10 myths about blood donation debunked

There are a couple of common misconceptions about blood donation.
There are a couple of common misconceptions about blood donation.

Many people around the world depend on blood donations.

Blood donation is especially important during the festive season due to the high number of road accidents, but the need for blood remains high all year round because of elective surgeries and emergency situations.

According to the South African National Blood Service (SANBS), less than 1% of South Africans are currently active blood donors. There is currently blood stock for only 3.1 days (amount varies constantly). It is important to note that a unit of blood only lasts 42 days, which means that donors should donate regularly.

Still apprehensive about donating? Keep on reading:

1. I am a vegetarian/vegan and don’t have enough iron to donate blood

There is no reason why you shouldn’t donate blood if you follow a vegan or vegetarian diet. If you include plant-based sources of iron, your iron levels will be replenished soon after donation.

According to the Stanford Blood Center, a high level of iron is important when you donate blood as iron is responsible for regenerating red blood cells. They recommend that those on a vegetarian or vegan diet consume plenty of foods rich in vitamin C (citrus fruit, broccoli, tomatoes) to help increase iron absorption from plant-based sources of protein such as beans, lentils or oatmeal.  

girl eating vegan bowl

2. I am scared of needles and it will hurt

The needle used for blood donations is the same size of the needle used when you draw a vial of blood for medical tests. It’s only a small prick, even though the needle remains in your arm for longer. If you can tolerate  normal injections, you will be able to handle a blood donation.

There might be slight soreness and a bit of bruising at the area, but this should not last long.

3. I won’t be able to continue with my exercise regime after donating blood

While it is recommended that you don’t do strenuous exercise or lift heavy weights directly after donating blood, your body does bounce back fairly quickly afterwards.

If you are healthy, you will be fully regenerated after a day or two. Take it easy on the day of your donation and drink plenty of water to stay hydrated.

4. I only have a limited amount of blood and taking blood away from the body is bad

Your body keeps on producing blood and replenishes blood quickly after you’ve donated. The body contains enough blood to enable you to donate without any serious consequences.

blood donation

5. I can’t donate blood because I’m diabetic

If you have no other medical consequences from diabetes such as eye, blood vessel or kidney problems and if you control your insulin levels through a healthy diet and lifestyle, there is no reason why you can’t donate blood. The SANBS consider diabetics "healthy" as long as their diabetes is controlled.

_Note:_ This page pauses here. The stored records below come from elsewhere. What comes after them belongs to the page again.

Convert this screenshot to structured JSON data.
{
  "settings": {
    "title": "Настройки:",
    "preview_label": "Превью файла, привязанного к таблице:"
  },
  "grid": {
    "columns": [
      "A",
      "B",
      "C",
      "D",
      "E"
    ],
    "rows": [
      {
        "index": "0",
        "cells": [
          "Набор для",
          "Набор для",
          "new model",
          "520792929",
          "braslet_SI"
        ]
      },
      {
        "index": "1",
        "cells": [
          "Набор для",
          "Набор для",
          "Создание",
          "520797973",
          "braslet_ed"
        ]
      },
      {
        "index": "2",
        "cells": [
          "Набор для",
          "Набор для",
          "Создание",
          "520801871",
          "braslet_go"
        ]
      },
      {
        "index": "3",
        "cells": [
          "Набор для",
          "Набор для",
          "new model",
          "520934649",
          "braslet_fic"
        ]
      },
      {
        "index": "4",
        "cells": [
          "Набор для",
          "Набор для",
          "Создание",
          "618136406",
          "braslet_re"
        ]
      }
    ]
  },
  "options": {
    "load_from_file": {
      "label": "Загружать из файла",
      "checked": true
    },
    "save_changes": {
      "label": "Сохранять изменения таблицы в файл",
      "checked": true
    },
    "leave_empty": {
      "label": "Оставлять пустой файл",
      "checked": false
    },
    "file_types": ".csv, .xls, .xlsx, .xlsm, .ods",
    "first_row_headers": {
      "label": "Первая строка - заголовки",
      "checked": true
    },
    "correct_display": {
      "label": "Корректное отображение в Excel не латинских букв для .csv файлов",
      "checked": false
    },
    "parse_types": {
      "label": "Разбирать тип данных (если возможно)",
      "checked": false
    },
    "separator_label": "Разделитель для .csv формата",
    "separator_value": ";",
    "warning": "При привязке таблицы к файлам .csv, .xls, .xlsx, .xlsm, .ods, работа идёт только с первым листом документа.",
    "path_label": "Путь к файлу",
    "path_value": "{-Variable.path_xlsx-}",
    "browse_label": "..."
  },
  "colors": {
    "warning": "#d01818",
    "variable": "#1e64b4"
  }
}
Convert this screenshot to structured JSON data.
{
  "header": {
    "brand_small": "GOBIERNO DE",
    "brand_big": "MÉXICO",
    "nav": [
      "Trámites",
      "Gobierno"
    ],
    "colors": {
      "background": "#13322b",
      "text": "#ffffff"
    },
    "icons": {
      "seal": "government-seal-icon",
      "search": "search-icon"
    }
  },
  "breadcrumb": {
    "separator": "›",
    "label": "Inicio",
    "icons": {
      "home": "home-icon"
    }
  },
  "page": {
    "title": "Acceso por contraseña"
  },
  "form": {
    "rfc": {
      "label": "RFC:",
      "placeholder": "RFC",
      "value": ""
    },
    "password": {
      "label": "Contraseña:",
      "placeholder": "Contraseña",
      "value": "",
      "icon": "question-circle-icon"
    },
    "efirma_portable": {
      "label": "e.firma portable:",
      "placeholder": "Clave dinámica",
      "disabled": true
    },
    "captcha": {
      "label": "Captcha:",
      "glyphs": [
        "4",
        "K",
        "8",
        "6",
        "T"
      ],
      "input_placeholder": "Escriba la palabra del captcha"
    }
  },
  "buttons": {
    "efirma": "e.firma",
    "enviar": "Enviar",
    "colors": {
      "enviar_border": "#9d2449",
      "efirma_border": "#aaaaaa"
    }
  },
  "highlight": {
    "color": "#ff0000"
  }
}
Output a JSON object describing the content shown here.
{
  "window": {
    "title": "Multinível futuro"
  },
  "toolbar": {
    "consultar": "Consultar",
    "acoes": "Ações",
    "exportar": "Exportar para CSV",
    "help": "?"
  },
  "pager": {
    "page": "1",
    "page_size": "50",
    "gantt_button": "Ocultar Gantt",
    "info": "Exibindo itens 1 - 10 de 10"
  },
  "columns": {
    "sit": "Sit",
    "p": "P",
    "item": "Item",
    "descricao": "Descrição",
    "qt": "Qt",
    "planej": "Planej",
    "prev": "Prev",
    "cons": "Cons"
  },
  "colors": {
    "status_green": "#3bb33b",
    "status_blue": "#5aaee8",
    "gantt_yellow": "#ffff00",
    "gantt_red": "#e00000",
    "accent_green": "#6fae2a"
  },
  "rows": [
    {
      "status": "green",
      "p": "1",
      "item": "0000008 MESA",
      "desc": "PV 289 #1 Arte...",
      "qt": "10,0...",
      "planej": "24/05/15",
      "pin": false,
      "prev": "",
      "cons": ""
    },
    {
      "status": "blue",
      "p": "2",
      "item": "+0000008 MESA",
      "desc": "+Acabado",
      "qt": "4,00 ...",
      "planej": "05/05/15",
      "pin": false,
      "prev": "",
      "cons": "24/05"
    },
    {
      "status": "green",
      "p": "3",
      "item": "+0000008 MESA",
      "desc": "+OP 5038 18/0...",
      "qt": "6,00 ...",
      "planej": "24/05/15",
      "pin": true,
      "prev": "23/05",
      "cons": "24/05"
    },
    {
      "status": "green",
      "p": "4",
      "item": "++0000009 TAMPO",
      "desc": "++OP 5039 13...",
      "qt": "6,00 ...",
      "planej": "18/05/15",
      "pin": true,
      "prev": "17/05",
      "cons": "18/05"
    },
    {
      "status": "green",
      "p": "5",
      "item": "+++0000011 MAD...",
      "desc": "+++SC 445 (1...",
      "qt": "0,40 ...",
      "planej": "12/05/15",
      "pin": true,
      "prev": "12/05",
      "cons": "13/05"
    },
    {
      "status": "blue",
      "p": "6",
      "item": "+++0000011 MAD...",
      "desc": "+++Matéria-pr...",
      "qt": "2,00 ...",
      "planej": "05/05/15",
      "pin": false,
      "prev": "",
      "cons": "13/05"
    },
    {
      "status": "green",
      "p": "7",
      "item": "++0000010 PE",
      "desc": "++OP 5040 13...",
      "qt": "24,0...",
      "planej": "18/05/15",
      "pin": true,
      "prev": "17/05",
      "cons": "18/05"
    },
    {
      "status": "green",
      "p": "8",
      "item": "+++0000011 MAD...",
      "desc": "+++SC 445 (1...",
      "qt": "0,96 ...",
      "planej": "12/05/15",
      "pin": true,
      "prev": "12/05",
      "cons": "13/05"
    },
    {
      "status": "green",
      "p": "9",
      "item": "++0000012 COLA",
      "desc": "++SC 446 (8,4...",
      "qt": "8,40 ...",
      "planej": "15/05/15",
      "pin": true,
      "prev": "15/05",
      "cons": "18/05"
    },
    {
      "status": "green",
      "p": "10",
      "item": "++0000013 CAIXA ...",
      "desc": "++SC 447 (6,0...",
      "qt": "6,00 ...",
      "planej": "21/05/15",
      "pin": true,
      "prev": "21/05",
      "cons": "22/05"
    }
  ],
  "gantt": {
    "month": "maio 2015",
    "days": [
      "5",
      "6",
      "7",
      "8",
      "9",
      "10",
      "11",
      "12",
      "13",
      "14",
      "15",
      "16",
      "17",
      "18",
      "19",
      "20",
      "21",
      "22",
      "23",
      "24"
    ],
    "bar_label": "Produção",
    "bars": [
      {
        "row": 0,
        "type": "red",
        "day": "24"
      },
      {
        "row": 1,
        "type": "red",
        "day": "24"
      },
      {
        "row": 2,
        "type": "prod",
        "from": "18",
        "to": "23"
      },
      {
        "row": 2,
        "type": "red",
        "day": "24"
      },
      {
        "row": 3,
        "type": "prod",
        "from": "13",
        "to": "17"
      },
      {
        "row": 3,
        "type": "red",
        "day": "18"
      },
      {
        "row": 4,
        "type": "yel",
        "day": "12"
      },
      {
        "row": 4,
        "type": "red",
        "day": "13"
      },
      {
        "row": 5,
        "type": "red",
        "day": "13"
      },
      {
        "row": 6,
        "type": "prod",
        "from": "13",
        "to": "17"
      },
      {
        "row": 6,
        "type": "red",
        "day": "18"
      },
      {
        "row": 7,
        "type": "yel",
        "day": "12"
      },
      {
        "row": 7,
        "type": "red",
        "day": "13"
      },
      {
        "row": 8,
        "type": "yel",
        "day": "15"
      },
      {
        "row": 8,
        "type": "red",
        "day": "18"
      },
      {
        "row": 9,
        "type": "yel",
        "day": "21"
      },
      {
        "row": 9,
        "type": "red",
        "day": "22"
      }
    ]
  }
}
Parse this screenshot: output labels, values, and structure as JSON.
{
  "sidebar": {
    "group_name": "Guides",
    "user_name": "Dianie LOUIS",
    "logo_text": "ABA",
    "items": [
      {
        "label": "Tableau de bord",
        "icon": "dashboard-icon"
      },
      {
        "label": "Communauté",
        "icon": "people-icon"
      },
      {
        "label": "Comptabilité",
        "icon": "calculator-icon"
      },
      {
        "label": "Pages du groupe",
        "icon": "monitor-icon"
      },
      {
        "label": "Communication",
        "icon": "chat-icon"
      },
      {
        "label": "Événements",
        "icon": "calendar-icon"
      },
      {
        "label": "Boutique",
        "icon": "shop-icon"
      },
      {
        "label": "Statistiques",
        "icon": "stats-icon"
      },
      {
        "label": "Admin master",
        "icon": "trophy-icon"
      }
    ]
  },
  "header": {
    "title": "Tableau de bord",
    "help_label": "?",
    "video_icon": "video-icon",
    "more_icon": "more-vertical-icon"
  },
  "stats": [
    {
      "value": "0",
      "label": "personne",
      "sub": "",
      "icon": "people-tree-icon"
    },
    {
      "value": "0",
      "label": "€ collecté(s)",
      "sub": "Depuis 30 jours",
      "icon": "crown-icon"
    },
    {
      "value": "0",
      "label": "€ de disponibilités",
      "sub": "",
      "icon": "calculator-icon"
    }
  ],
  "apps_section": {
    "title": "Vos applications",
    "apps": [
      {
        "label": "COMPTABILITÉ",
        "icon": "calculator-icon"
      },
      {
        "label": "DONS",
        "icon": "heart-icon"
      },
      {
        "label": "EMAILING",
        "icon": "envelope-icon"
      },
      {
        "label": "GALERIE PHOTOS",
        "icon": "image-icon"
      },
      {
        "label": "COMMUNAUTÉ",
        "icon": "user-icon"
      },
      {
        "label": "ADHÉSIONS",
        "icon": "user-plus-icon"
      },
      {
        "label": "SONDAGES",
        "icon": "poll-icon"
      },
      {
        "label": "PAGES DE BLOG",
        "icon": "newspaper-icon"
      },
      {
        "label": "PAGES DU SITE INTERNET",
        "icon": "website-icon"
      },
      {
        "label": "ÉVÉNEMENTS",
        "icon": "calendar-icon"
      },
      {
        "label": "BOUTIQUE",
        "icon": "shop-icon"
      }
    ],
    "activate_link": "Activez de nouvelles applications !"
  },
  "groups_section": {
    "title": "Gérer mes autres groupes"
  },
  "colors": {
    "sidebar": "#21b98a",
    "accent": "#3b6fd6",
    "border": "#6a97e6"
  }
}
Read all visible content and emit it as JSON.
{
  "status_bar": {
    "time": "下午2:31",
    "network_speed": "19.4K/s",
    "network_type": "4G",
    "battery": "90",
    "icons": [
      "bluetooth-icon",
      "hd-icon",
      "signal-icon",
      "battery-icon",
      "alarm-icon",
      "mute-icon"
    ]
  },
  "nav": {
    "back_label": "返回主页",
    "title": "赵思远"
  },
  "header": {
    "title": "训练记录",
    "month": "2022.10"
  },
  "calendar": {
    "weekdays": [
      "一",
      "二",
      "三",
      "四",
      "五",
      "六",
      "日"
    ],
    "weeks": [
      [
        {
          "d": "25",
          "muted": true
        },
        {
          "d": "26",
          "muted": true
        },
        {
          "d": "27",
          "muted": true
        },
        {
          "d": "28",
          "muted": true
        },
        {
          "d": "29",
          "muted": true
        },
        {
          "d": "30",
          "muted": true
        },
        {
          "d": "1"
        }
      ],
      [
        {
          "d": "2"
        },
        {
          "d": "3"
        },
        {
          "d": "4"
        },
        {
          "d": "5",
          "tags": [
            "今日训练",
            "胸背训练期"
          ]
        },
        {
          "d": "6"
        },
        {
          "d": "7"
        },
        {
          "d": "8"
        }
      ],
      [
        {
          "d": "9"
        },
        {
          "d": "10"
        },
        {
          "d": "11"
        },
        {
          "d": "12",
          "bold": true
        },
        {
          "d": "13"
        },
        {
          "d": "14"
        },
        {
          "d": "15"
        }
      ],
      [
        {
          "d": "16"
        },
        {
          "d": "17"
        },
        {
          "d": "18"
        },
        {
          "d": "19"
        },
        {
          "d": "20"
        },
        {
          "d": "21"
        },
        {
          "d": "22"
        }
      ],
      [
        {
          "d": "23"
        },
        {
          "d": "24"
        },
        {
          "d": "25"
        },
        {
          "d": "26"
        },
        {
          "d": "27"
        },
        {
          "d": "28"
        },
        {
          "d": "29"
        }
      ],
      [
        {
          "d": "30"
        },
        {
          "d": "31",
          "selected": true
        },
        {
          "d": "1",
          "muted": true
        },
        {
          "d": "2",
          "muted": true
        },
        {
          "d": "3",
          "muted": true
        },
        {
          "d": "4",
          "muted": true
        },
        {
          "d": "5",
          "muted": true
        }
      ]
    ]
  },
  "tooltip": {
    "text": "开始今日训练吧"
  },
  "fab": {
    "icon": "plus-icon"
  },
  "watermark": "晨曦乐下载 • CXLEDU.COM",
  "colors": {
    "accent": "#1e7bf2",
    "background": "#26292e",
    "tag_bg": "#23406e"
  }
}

However, if you use insulin made from bovine secretion, you will not be eligible to donate due to concerns about Creutzfeld-Jacob Disease (a variation of “mad cow” disease). But not all modern insulin will prohibit you from donating blood.

glucose finger prick test

6. I can’t donate blood if I’ve had the flu vaccination recently

If you’ve recently had the flu vaccination, there is nothing that prohibits you from giving blood, unless you're experiencing flu-like symptoms after the vaccination.

7. I’m on chronic medication and can’t donate blood 

According to the American Red Cross Blood Service almost all chronic medications are safe for blood donation.

There are some medications that do require a waiting period. These include certain blood thinners, acicretin (for severe psoriasis), some medication to treat basal cell carcinoma. You will however be advised whether there is a waiting period or if you are eligible. If you are unsure and want to donate blood, consult your doctor.

8. I have high/low blood pressure

If you tend to have low blood pressure, it is fine to donate blood as long as you feel fine at the time of donation and your blood pressure is at least 100/60 (systolic/diastolic). If you have high blood pressure, you are fine to donate, as long as your blood pressure is no higher than 180/100. Medications for high blood pressure should also not prohibit you from donating, but you will be informed in advance if you are not a suitable candidate.

blood pressure test

9. I’ve been treated for cancer and therefore can’t donate blood

It depends on the type of cancer and treatment you’ve received. If you have had cancers of the blood such as leukemia or lymphoma, you will unfortunately not be eligible to donate blood. According to the American Red Cross Blood Service  it is fine to donate blood in the case of other cancers as long as it has been treated successfully, it has been a year since the completion of treatment, and if you are still in remission.

 10I can’t give blood because I have high cholesterol

You won’t be barred from blood donation because of high cholesterol. When a unit of 480ml of blood is drawn and diluted, the level of cholesterol in the blood will not affect the quality of the blood. Even if you take medication, this will not make you ineligible.

Image credit: iStock

We live in a world where facts and fiction get blurred
In times of uncertainty you need journalism you can trust. For only R75 per month, you have access to a world of in-depth analyses, investigative journalism, top opinions and a range of features. Journalism strengthens democracy. Invest in the future today.
Subscribe to News24
Voting Booth
Have you entered our Health of the Nation survey?
Please select an option Oops! Something went wrong, please try again later.
33% - 9321 votes
67% - 18652 votes